The red-breasted mergansers have been an exception to this because they have been consistently hanging out very close to the pier in a big group and I love the silhouette of their shaggy crested heads. I am beginning to get used to their presence, greeting them with all the other wonderful birds on my walk down the pier. 

They have inspired me to be more curious and want to learn more about the other waterfowl in the area!

Group of red-breasted mergansers, photo by Wendy Feltham

For more, an info graphic that shows the range of the red breasted merganser, and how it may be impacted by climate change:
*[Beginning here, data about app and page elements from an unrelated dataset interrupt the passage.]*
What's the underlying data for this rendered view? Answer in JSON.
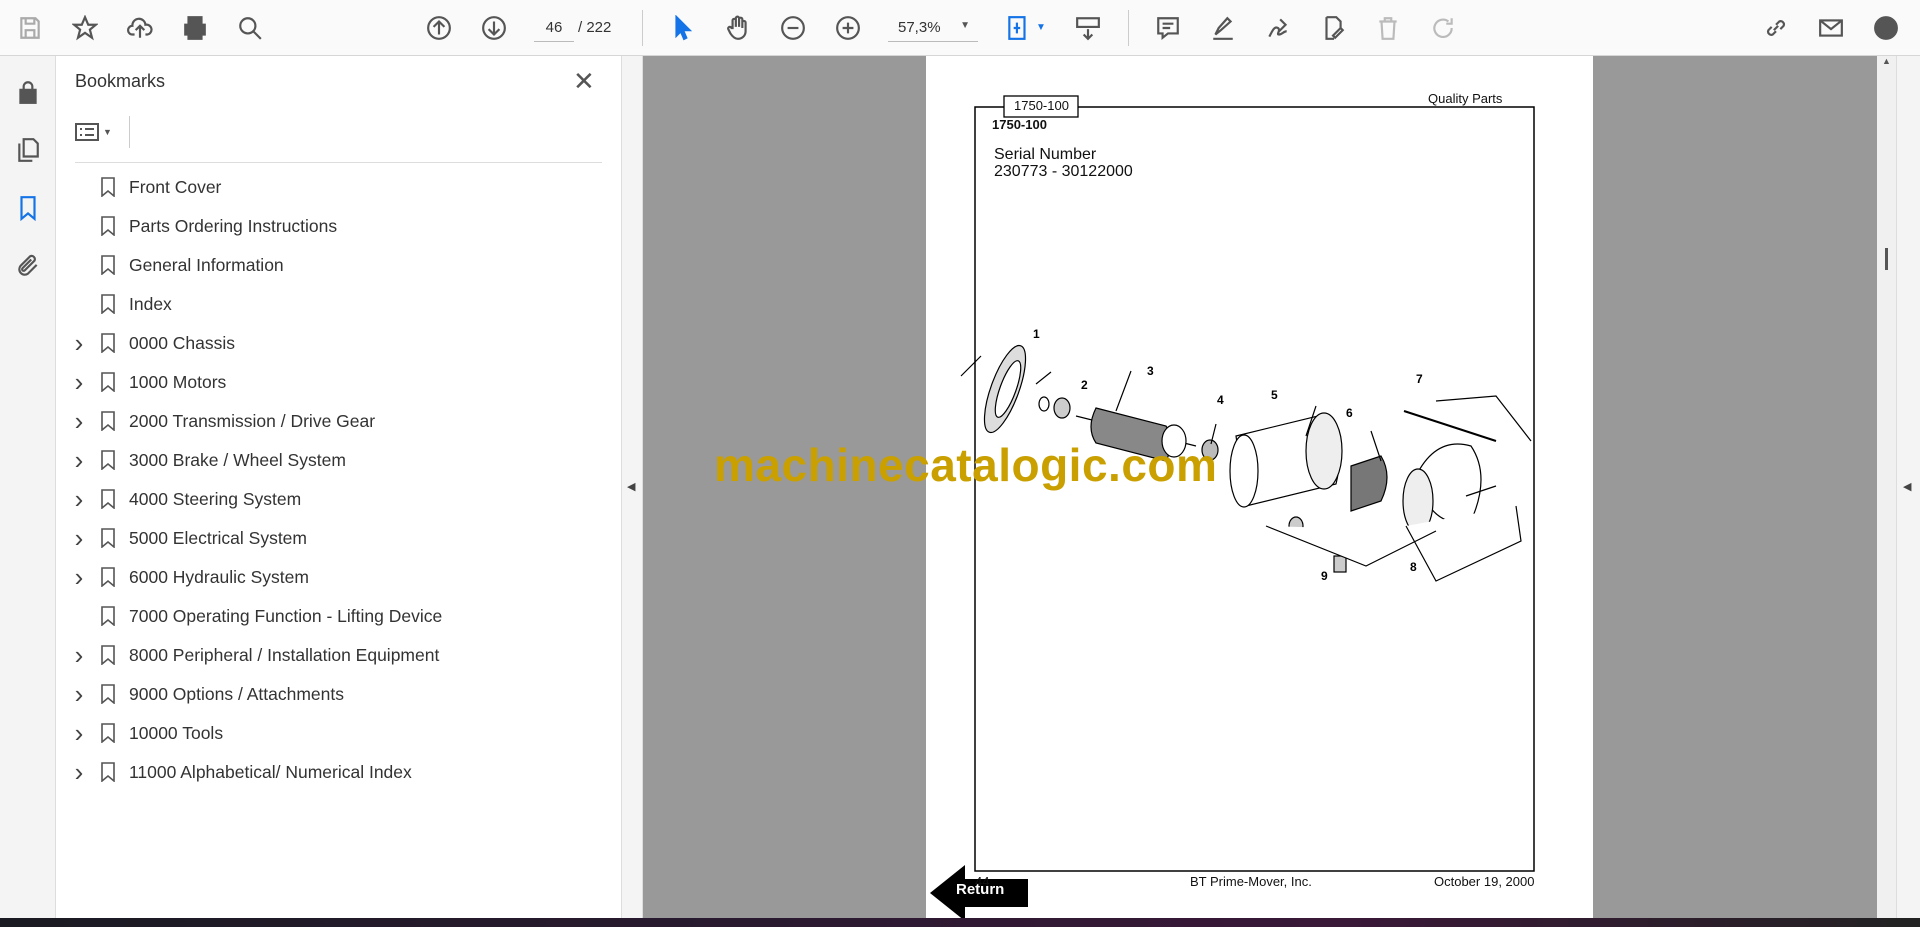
{
  "toolbar": {
    "page_current": "46",
    "page_total": "/ 222",
    "zoom": "57,3%",
    "icons": [
      "save-icon",
      "bookmark-star-icon",
      "upload-icon",
      "print-icon",
      "find-icon",
      "page-up-icon",
      "page-down-icon",
      "select-cursor-icon",
      "hand-icon",
      "zoom-out-icon",
      "zoom-in-icon",
      "fit-page-icon",
      "scroll-mode-icon",
      "comment-icon",
      "highlight-icon",
      "sign-icon",
      "edit-pdf-icon",
      "delete-icon",
      "rotate-icon",
      "share-link-icon",
      "email-icon",
      "account-icon"
    ]
  },
  "sidebar": {
    "title": "Bookmarks",
    "items": [
      {
        "label": "Front Cover",
        "expandable": false
      },
      {
        "label": "Parts Ordering Instructions",
        "expandable": false
      },
      {
        "label": "General Information",
        "expandable": false
      },
      {
        "label": "Index",
        "expandable": false
      },
      {
        "label": "0000 Chassis",
        "expandable": true
      },
      {
        "label": "1000 Motors",
        "expandable": true
      },
      {
        "label": "2000 Transmission / Drive Gear",
        "expandable": true
      },
      {
        "label": "3000 Brake / Wheel System",
        "expandable": true
      },
      {
        "label": "4000 Steering System",
        "expandable": true
      },
      {
        "label": "5000 Electrical System",
        "expandable": true
      },
      {
        "label": "6000 Hydraulic System",
        "expandable": true
      },
      {
        "label": "7000 Operating Function - Lifting Device",
        "expandable": false
      },
      {
        "label": "8000 Peripheral / Installation Equipment",
        "expandable": true
      },
      {
        "label": "9000 Options / Attachments",
        "expandable": true
      },
      {
        "label": "10000 Tools",
        "expandable": true
      },
      {
        "label": "11000 Alphabetical/ Numerical Index",
        "expandable": true
      }
    ]
  },
  "document": {
    "tab_label": "1750-100",
    "header_right": "Quality Parts",
    "section": "1750-100",
    "serial_label": "Serial Number",
    "serial_range": "230773 - 30122000",
    "callouts": [
      "1",
      "2",
      "3",
      "4",
      "5",
      "6",
      "7",
      "8",
      "9"
    ],
    "page_number": "44",
    "footer_center": "BT Prime-Mover, Inc.",
    "footer_date": "October 19, 2000",
    "return_label": "Return",
    "watermark": "machinecatalogic.com"
  },
  "colors": {
    "accent": "#1473e6",
    "watermark": "#c9a000",
    "viewer_bg": "#999999"
  }
}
Written by AmeriCorps Citizen Science Educator Lily Evanston.

Thursday, January 4, 2018

Otterly Fascinating Skeleton Articulation

Articulation is the process of re-assembling an animal’s skeleton: bone-by-bone, joint-by-joint. 

Articulated skeletons provide an invaluable educational tool as they reveal much about an animal's form, function, behavior, and adaptations. Museum collections are a resource for educators, artists, and scientists.

PTMSC’s articulated orca skeleton, Hope, on display in our Natural History Exhibit, is a great example! We have learned so much about her life and death from her bones.

Last year while volunteering at the Burke Museum of Natural History and Culture in Seattle, I assisted with the articulation of a sea otter skeleton.

Illustration by Master Articulator, Lee Post, Small Mammal Manuel Manuscript

Under the tutelage of skilled museum staff, I sorted the skeleton left from right, front from rear, and began piecing together all of the many hand and foot bones. I then drilled tiny holes into the ends of the bones where they jointed with neighboring bones. Wire was inserted and glued into the drilled holes to hold everything together.